The latest venture from Keep Good (Theatre) Company is a highly intellectual emotional rollercoaster. Constellations, written by Nick Payne, is directed by Laura Vingoe-Cram and stars Jeff Schwager and Leslie Smith in an intimate two-person play. With a minimalist set and a running time of only 60 minutes, Constellations successfully rides the fine line of digestible and thought provoking; engaging without becoming tiresome.
Constellations tells the story of Roland, a beekeeper, and Marianne, a theoretical physicist, and the evolution of their relationship across infinite realities.
The push and pull of the actors to and from each other depending on the universe is a delicate dance. That`s not to mention the use of dance and choreography (by Véronique MacKenzie) as a means of establishing universes — a character who was a beginner shifts to another universe and seamlessly becomes a new person.
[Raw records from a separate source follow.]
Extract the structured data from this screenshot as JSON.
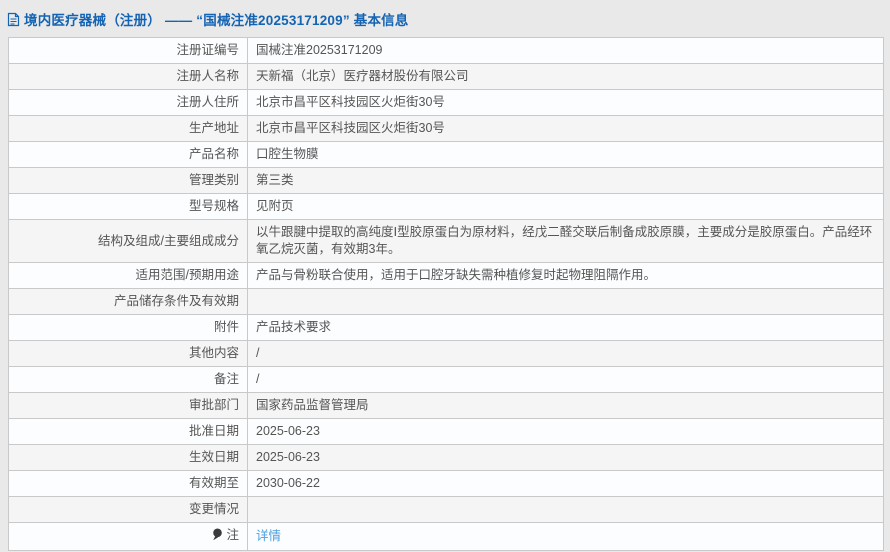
{
  "header": {
    "title": "境内医疗器械（注册） —— “国械注准20253171209” 基本信息",
    "icon": "document-icon"
  },
  "colors": {
    "accent_blue": "#1464b3",
    "link_blue": "#4aa0e0",
    "border_gray": "#c9c9c9",
    "row_alt_gray": "#f5f5f5",
    "page_bg": "#e9e9e9"
  },
  "table": {
    "rows": [
      {
        "label": "注册证编号",
        "value": "国械注准20253171209"
      },
      {
        "label": "注册人名称",
        "value": "天新福（北京）医疗器材股份有限公司"
      },
      {
        "label": "注册人住所",
        "value": "北京市昌平区科技园区火炬街30号"
      },
      {
        "label": "生产地址",
        "value": "北京市昌平区科技园区火炬街30号"
      },
      {
        "label": "产品名称",
        "value": "口腔生物膜"
      },
      {
        "label": "管理类别",
        "value": "第三类"
      },
      {
        "label": "型号规格",
        "value": "见附页"
      },
      {
        "label": "结构及组成/主要组成成分",
        "value": "以牛跟腱中提取的高纯度Ⅰ型胶原蛋白为原材料，经戊二醛交联后制备成胶原膜，主要成分是胶原蛋白。产品经环氧乙烷灭菌，有效期3年。"
      },
      {
        "label": "适用范围/预期用途",
        "value": "产品与骨粉联合使用，适用于口腔牙缺失需种植修复时起物理阻隔作用。"
      },
      {
        "label": "产品储存条件及有效期",
        "value": ""
      },
      {
        "label": "附件",
        "value": "产品技术要求"
      },
      {
        "label": "其他内容",
        "value": "/"
      },
      {
        "label": "备注",
        "value": "/"
      },
      {
        "label": "审批部门",
        "value": "国家药品监督管理局"
      },
      {
        "label": "批准日期",
        "value": "2025-06-23"
      },
      {
        "label": "生效日期",
        "value": "2025-06-23"
      },
      {
        "label": "有效期至",
        "value": "2030-06-22"
      },
      {
        "label": "变更情况",
        "value": ""
      },
      {
        "label": "注",
        "icon": "balloon-icon",
        "value": "详情",
        "value_type": "link"
      }
    ]
  }
}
Rather, a new version of the same person.
Speaking of seamless, the voice work done by Schwager and Smith is remarkable. The British play is performed in contemporary English accents, and produces a deep realism despite the metaphysical surroundings.
Something really remarkable about this show is its use of music and light. Accompanying the two actors is cellist India Gailey, creating a reciprocal relationship in which at times the actors lead the music, and others when the music directs the action. The end result is a luxurious harmony creating a dreamy world that could exist inside your head.
Now, these lights (by Vicky Williams): wow. The stage is entirely bare, illuminated only by a structure of lights hung from the ceiling in the shape of honeycomb. The honeycomb indicates the world the action takes place in; every flicker, every rearrangement, every illumination, and every blackout is another world. Accompanied by just green and blue lights as an accent, this is the only indicator of what world you’re in. The only thing on stage is a small complex of honeycomb lights in a corner, filling the stage still dark from the limited reach of the overhead honeycomb.
If this sounds confusing, don’t worry. I came to realize that it doesn’t matter what world you’re in, the experience lies in experiencing them all in succession, and unraveling the bits of mystery that reveal themselves through the shifting worlds. There is an intimacy in this production. The many worlds creates a tremendous sense of hope, matched by devastating loss you feel as each universe’s story of Roland and Marianne comes to an end.
Constellations runs until Sunday at the Waiting Room on Almon Street. $20 at the door, PWYC in advance.
Photo by Stoo Metz